*** Data records ***
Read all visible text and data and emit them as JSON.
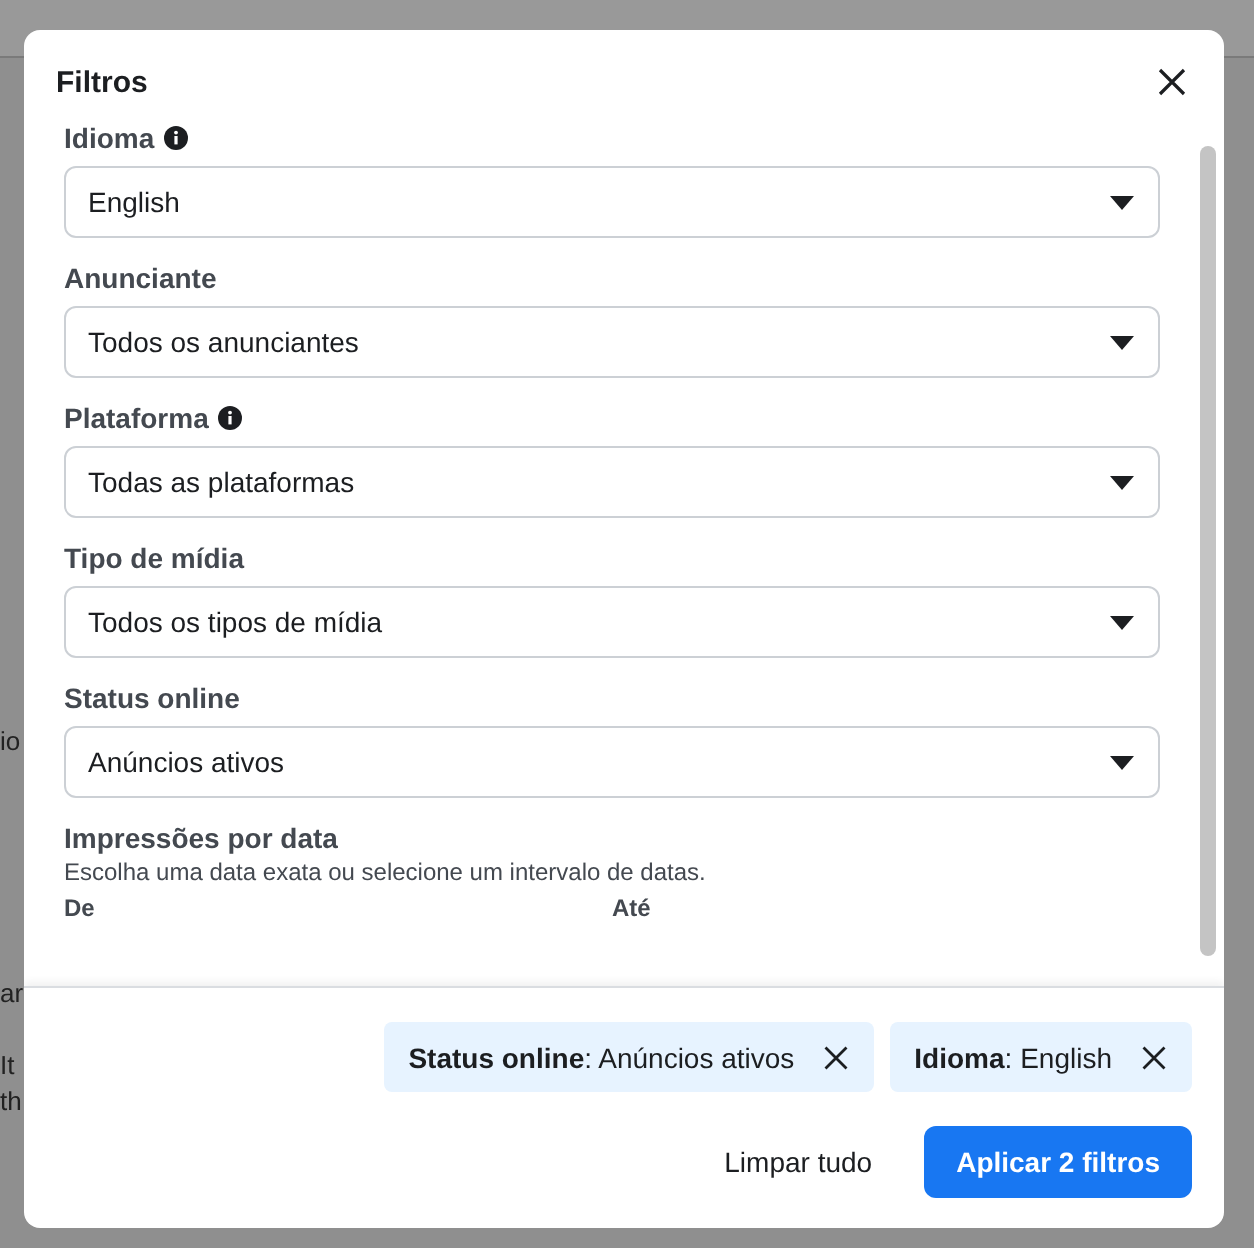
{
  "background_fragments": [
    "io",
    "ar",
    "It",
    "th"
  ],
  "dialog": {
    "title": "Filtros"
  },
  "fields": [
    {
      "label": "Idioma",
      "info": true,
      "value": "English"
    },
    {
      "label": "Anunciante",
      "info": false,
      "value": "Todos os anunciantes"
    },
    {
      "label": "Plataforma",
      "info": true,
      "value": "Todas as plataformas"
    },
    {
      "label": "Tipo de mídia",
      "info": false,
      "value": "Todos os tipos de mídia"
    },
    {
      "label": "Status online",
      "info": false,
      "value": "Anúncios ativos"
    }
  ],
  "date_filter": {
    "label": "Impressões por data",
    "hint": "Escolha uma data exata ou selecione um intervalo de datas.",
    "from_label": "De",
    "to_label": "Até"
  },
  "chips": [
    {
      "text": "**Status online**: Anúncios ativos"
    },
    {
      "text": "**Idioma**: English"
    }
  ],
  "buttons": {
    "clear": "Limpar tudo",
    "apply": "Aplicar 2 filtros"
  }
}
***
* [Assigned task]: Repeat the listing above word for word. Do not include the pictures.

* [Answer for the task]:
Read all visible text and data and emit them as JSON.
{
  "background_fragments": [
    "io",
    "ar",
    "It",
    "th"
  ],
  "dialog": {
    "title": "Filtros"
  },
  "fields": [
    {
      "label": "Idioma",
      "info": true,
      "value": "English"
    },
    {
      "label": "Anunciante",
      "info": false,
      "value": "Todos os anunciantes"
    },
    {
      "label": "Plataforma",
      "info": true,
      "value": "Todas as plataformas"
    },
    {
      "label": "Tipo de mídia",
      "info": false,
      "value": "Todos os tipos de mídia"
    },
    {
      "label": "Status online",
      "info": false,
      "value": "Anúncios ativos"
    }
  ],
  "date_filter": {
    "label": "Impressões por data",
    "hint": "Escolha uma data exata ou selecione um intervalo de datas.",
    "from_label": "De",
    "to_label": "Até"
  },
  "chips": [
    {
      "text": "**Status online**: Anúncios ativos"
    },
    {
      "text": "**Idioma**: English"
    }
  ],
  "buttons": {
    "clear": "Limpar tudo",
    "apply": "Aplicar 2 filtros"
  }
}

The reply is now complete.